    1490 Words  | 6 Pages

    “It was Apollo friends, Apollo that brought this bitterness, my sorrows to completion. But the hand that struck was none but my own. Why should I see, whose vision shoed nothing sweet to see?” (Oedipus the King, lines 1329-1335). Reading these statements for the first time gave me the impression that the Sun god Apollo was the source of Oedipus’ misfortune. However, paying delicate attention to the second phrase brought me to understand that to a certain degree, Oedipus feels guilty of his situation

  • What Is Functionalism In Sociology

    1433 Words  | 6 Pages

    Functionalism Functionalism is one of the main theoretical perspectives in sociology. Functionalism sees society as a system them interconnects with each other in different ways in order to form or maintain a stable and balanced society. Everyone plays a role in society which makes it a whole. It sees the social structure and organisation of society as more important than an individual.

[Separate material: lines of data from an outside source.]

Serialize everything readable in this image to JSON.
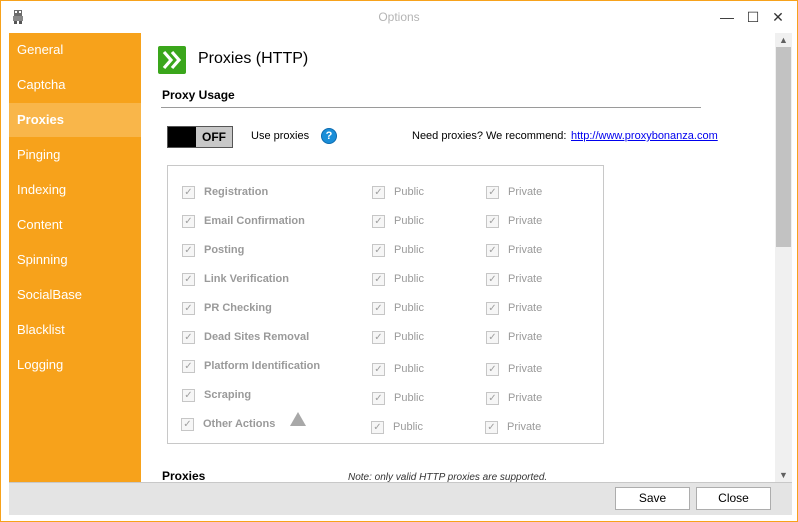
{
  "window": {
    "title": "Options",
    "border_color": "#f7a21b",
    "minimize_glyph": "—",
    "maximize_glyph": "☐",
    "close_glyph": "✕"
  },
  "sidebar": {
    "accent": "#f7a21b",
    "active_index": 2,
    "items": [
      {
        "label": "General"
      },
      {
        "label": "Captcha"
      },
      {
        "label": "Proxies"
      },
      {
        "label": "Pinging"
      },
      {
        "label": "Indexing"
      },
      {
        "label": "Content"
      },
      {
        "label": "Spinning"
      },
      {
        "label": "SocialBase"
      },
      {
        "label": "Blacklist"
      },
      {
        "label": "Logging"
      }
    ]
  },
  "page": {
    "title": "Proxies (HTTP)",
    "icon": "double-chevron-right-icon",
    "icon_color": "#3aa61b"
  },
  "proxy_usage": {
    "heading": "Proxy Usage",
    "toggle_label": "OFF",
    "use_proxies_label": "Use proxies",
    "help_glyph": "?",
    "recommend_text": "Need proxies? We recommend:",
    "recommend_link": "http://www.proxybonanza.com",
    "rows": [
      {
        "action": "Registration",
        "public": "Public",
        "private": "Private"
      },
      {
        "action": "Email Confirmation",
        "public": "Public",
        "private": "Private"
      },
      {
        "action": "Posting",
        "public": "Public",
        "private": "Private"
      },
      {
        "action": "Link Verification",
        "public": "Public",
        "private": "Private"
      },
      {
        "action": "PR Checking",
        "public": "Public",
        "private": "Private"
      },
      {
        "action": "Dead Sites Removal",
        "public": "Public",
        "private": "Private"
      },
      {
        "action": "Platform Identification",
        "public": "Public",
        "private": "Private"
      },
      {
        "action": "Scraping",
        "public": "Public",
        "private": "Private"
      },
      {
        "action": "Other Actions",
        "public": "Public",
        "private": "Private"
      }
    ],
    "check_glyph": "✓"
  },
  "proxies": {
    "heading": "Proxies",
    "note": "Note: only valid HTTP proxies are supported."
  },
  "footer": {
    "save_label": "Save",
    "close_label": "Close"
  }
}
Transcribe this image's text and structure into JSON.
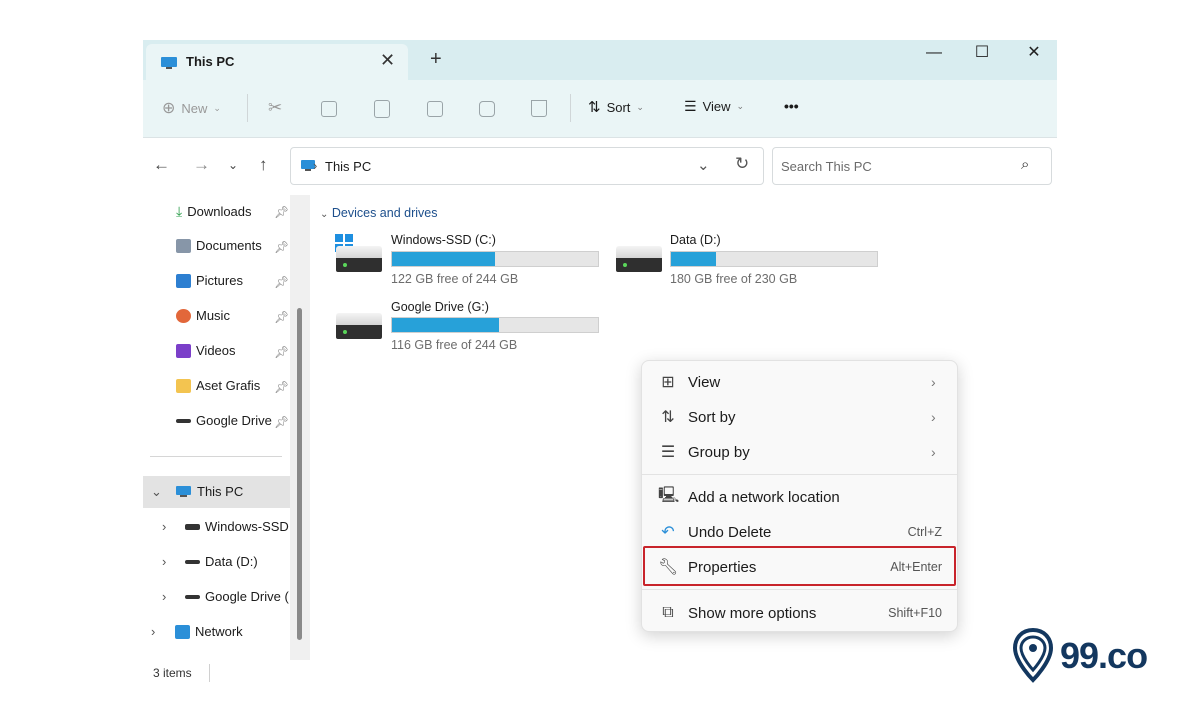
{
  "window": {
    "tab_title": "This PC",
    "tab_close": "✕",
    "new_tab": "+",
    "minimize": "—",
    "maximize": "☐",
    "close": "✕"
  },
  "toolbar": {
    "new_label": "New",
    "sort_label": "Sort",
    "view_label": "View",
    "more": "•••"
  },
  "address": {
    "path": "This PC",
    "separator": "›",
    "search_placeholder": "Search This PC"
  },
  "sidebar": {
    "quick_access": [
      {
        "label": "Downloads",
        "icon": "download-icon"
      },
      {
        "label": "Documents",
        "icon": "documents-icon"
      },
      {
        "label": "Pictures",
        "icon": "pictures-icon"
      },
      {
        "label": "Music",
        "icon": "music-icon"
      },
      {
        "label": "Videos",
        "icon": "videos-icon"
      },
      {
        "label": "Aset Grafis",
        "icon": "folder-icon"
      },
      {
        "label": "Google Drive",
        "icon": "drive-icon"
      }
    ],
    "tree": {
      "this_pc": "This PC",
      "children": [
        "Windows-SSD",
        "Data (D:)",
        "Google Drive ("
      ],
      "network": "Network"
    }
  },
  "content": {
    "group_header": "Devices and drives",
    "drives": [
      {
        "name": "Windows-SSD (C:)",
        "free_text": "122 GB free of 244 GB",
        "used_fraction": 0.5
      },
      {
        "name": "Data (D:)",
        "free_text": "180 GB free of 230 GB",
        "used_fraction": 0.22
      },
      {
        "name": "Google Drive (G:)",
        "free_text": "116 GB free of 244 GB",
        "used_fraction": 0.52
      }
    ]
  },
  "status_bar": {
    "items_count": "3 items"
  },
  "context_menu": {
    "items": [
      {
        "label": "View",
        "icon": "view-grid-icon",
        "shortcut": ""
      },
      {
        "label": "Sort by",
        "icon": "sort-icon",
        "shortcut": ""
      },
      {
        "label": "Group by",
        "icon": "group-icon",
        "shortcut": ""
      },
      {
        "label": "Add a network location",
        "icon": "network-location-icon",
        "shortcut": ""
      },
      {
        "label": "Undo Delete",
        "icon": "undo-icon",
        "shortcut": "Ctrl+Z"
      },
      {
        "label": "Properties",
        "icon": "properties-wrench-icon",
        "shortcut": "Alt+Enter"
      },
      {
        "label": "Show more options",
        "icon": "more-options-icon",
        "shortcut": "Shift+F10"
      }
    ]
  },
  "brand": {
    "text": "99.co"
  },
  "colors": {
    "accent": "#27a1d9",
    "highlight_border": "#c8242b",
    "titlebar": "#d9edf0",
    "brand_navy": "#13375f"
  }
}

One example is that education offers ways to develop the skills and knowledge of a person whereas politics governs

  • Tie Strength Literature Review

    1507 Words  | 7 Pages

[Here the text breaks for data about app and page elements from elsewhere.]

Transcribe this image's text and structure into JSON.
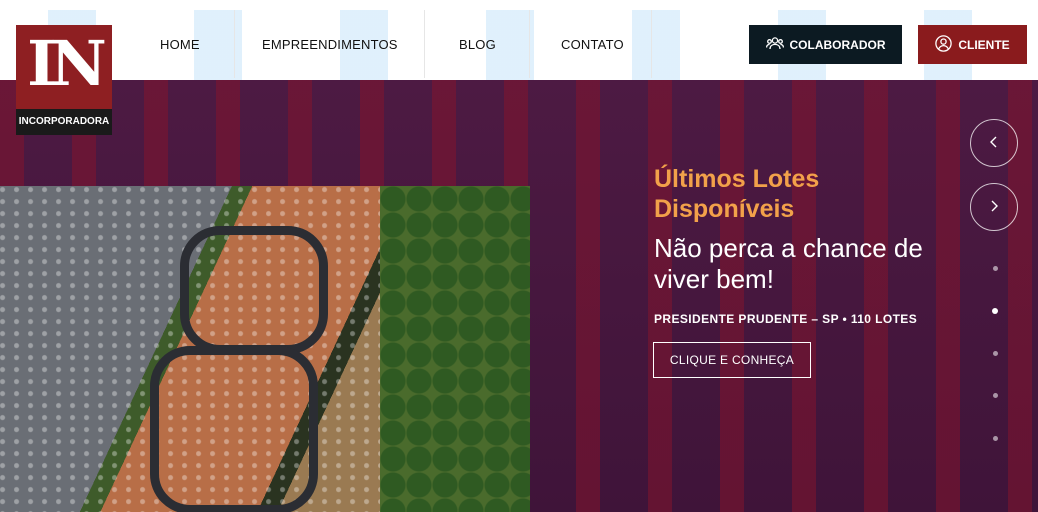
{
  "logo": {
    "letters": "IN",
    "tag": "INCORPORADORA"
  },
  "nav": [
    {
      "label": "HOME"
    },
    {
      "label": "EMPREENDIMENTOS"
    },
    {
      "label": "BLOG"
    },
    {
      "label": "CONTATO"
    }
  ],
  "buttons": {
    "colaborador": "COLABORADOR",
    "cliente": "CLIENTE"
  },
  "hero": {
    "title": "Últimos Lotes Disponíveis",
    "subtitle": "Não perca a chance de viver bem!",
    "location": "PRESIDENTE PRUDENTE – SP • 110 LOTES",
    "cta": "CLIQUE E CONHEÇA"
  },
  "slider": {
    "prev_icon": "chevron-left-icon",
    "next_icon": "chevron-right-icon",
    "slide_count": 5,
    "active_slide": 2
  },
  "colors": {
    "brand": "#8e1f22",
    "dark": "#0c1a22",
    "hero_bg": "#4d1a43",
    "accent": "#f2a14a"
  }
}
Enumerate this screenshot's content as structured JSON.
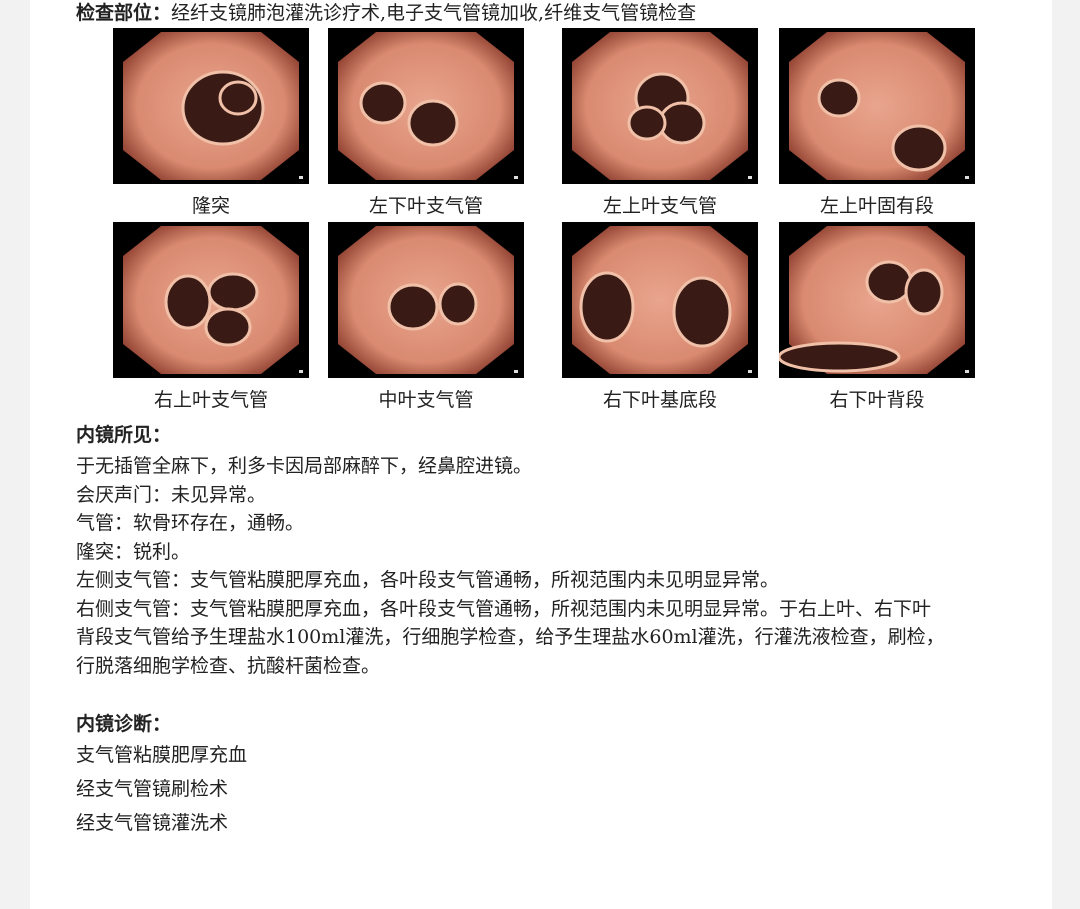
{
  "exam": {
    "label": "检查部位：",
    "value": "经纤支镜肺泡灌洗诊疗术,电子支气管镜加收,纤维支气管镜检查"
  },
  "images": [
    {
      "caption": "隆突",
      "icon": "endoscopy-carina-image"
    },
    {
      "caption": "左下叶支气管",
      "icon": "endoscopy-bronchus-image"
    },
    {
      "caption": "左上叶支气管",
      "icon": "endoscopy-bronchus-image"
    },
    {
      "caption": "左上叶固有段",
      "icon": "endoscopy-bronchus-image"
    },
    {
      "caption": "右上叶支气管",
      "icon": "endoscopy-bronchus-image"
    },
    {
      "caption": "中叶支气管",
      "icon": "endoscopy-bronchus-image"
    },
    {
      "caption": "右下叶基底段",
      "icon": "endoscopy-bronchus-image"
    },
    {
      "caption": "右下叶背段",
      "icon": "endoscopy-bronchus-image"
    }
  ],
  "findings": {
    "title": "内镜所见：",
    "lines": [
      "于无插管全麻下，利多卡因局部麻醉下，经鼻腔进镜。",
      "会厌声门：未见异常。",
      "气管：软骨环存在，通畅。",
      "隆突：锐利。",
      "左侧支气管：支气管粘膜肥厚充血，各叶段支气管通畅，所视范围内未见明显异常。",
      "右侧支气管：支气管粘膜肥厚充血，各叶段支气管通畅，所视范围内未见明显异常。于右上叶、右下叶",
      "背段支气管给予生理盐水100ml灌洗，行细胞学检查，给予生理盐水60ml灌洗，行灌洗液检查，刷检，",
      "行脱落细胞学检查、抗酸杆菌检查。"
    ]
  },
  "diagnosis": {
    "title": "内镜诊断：",
    "lines": [
      "支气管粘膜肥厚充血",
      "经支气管镜刷检术",
      "经支气管镜灌洗术"
    ]
  },
  "colors": {
    "mucosa": "#d98a70",
    "mucosa_dark": "#8a3b2c",
    "lumen": "#3a1a14",
    "frame": "#000000"
  }
}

    Literature Review (A review of previous studies/ Theoretical framework) Tie Strength The strength of tie is is a quantifiable property that characterised the link between two nodes (Granovetter, 1973; Haythornthwaite, 2002; Chu and Kim, 2011). It distinguishes how communication is being expressed between the nodes, as well as the motivations behind why people interact and communicate (Granovetter, 1973; Haythornthwaite, 2002; Chu and Kim, 2011). Based on Granovetter’s (1973) definition, tie strength

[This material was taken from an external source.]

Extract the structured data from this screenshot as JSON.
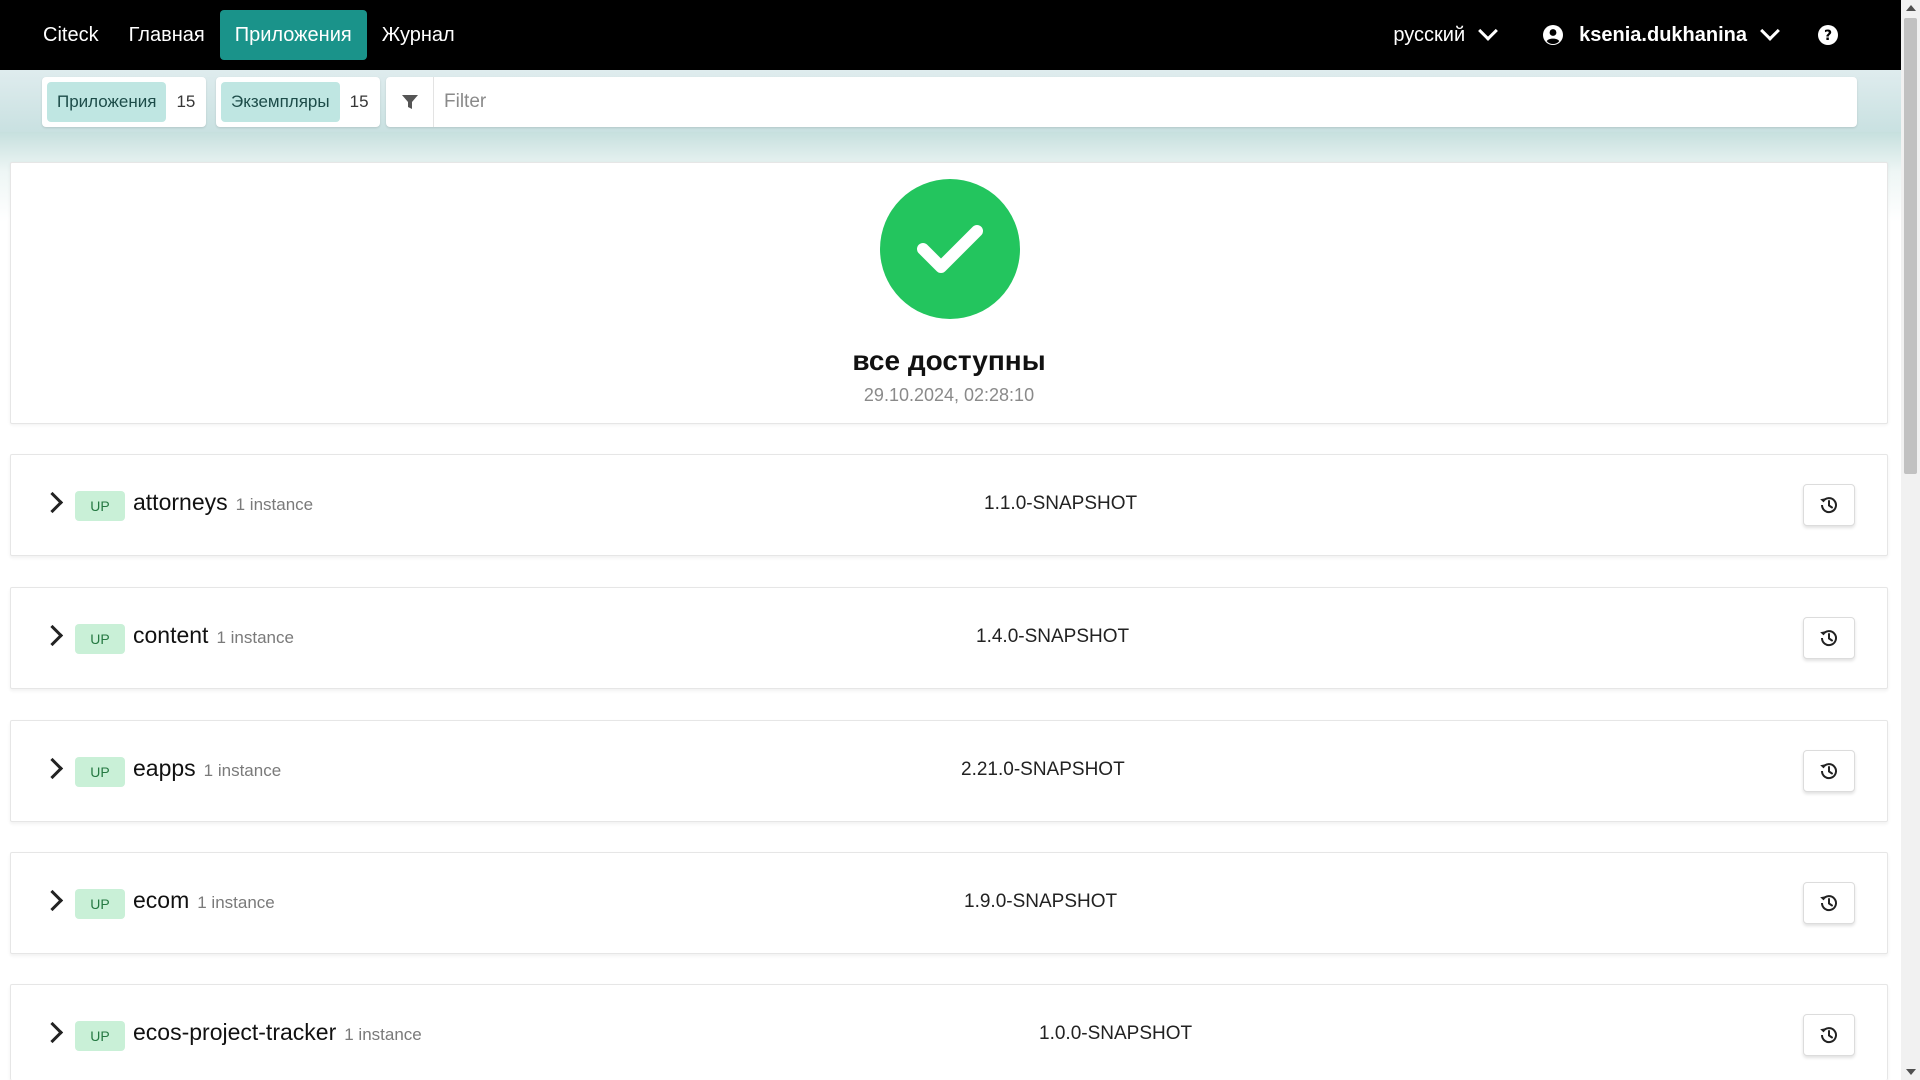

  • Examples Of Functionalism

    2374 Words  | 10 Pages

    Essay question: Demonstrate your knowledge of functionalism and apply it to your own schooling experiences. Provide an overview of functionalism and thereafter critically examine your schooling experiences. Provide examples of your experiences that support or refute the functionalist perspective. Functionalism, in a nutshell, is a theory which views society as a complex system consisting of interlinked components which promote solidarity and stability in society (Macionis 2010). This is a macrosociological

  • Collective Marks Definition

    822 Words  | 4 Pages

    Definition: A collective can be a cooperative, an association, or any other collective group or organization. A collective mark is a form of trademark or service mark owned by a collective, whose members use the collective mark to identify their goods and services and to distinguish their goods and services from those of non-members, and to indicate membership in the group. It can also be used by the collective itself to promote the interests of the members. There are two types of collective marks: Collective

  • Existentialism In Kurt Vonnegut's Sirens Of Titan

    1039 Words  | 5 Pages

    Kurt Vonnegut’s Sirens of Titan explores a plethora of insightful topics: Society, the universe, human existence, free will, morality, and ultimately, the existential conflicts that emerge when these aspects come into dissonance. In light of this, humanity tends to critically downplay its role in shaping society, inadvertently coming into conflict with the very structures it created in the name of government and order. Vonnegut's vivid descriptions of Malachi Constant’s interactions with his futuristic

  • Freya Stark Character Analysis

    791 Words  | 4 Pages

    Freya Stark’s being a woman does add to the interest and individuality of her narrative in ‘The Southern Gates of Arabia’ in several ways. In her book British traveler Freya Stark takes her readers through her journey in and around Arab world as she discovers new places she has not seen before. Stark notes her unforgettable adventure in her writing as she writes about the Hadhramaut Valley. Stark takes us through her journey as she discovers the Bedouins whom she fantasies about and is interested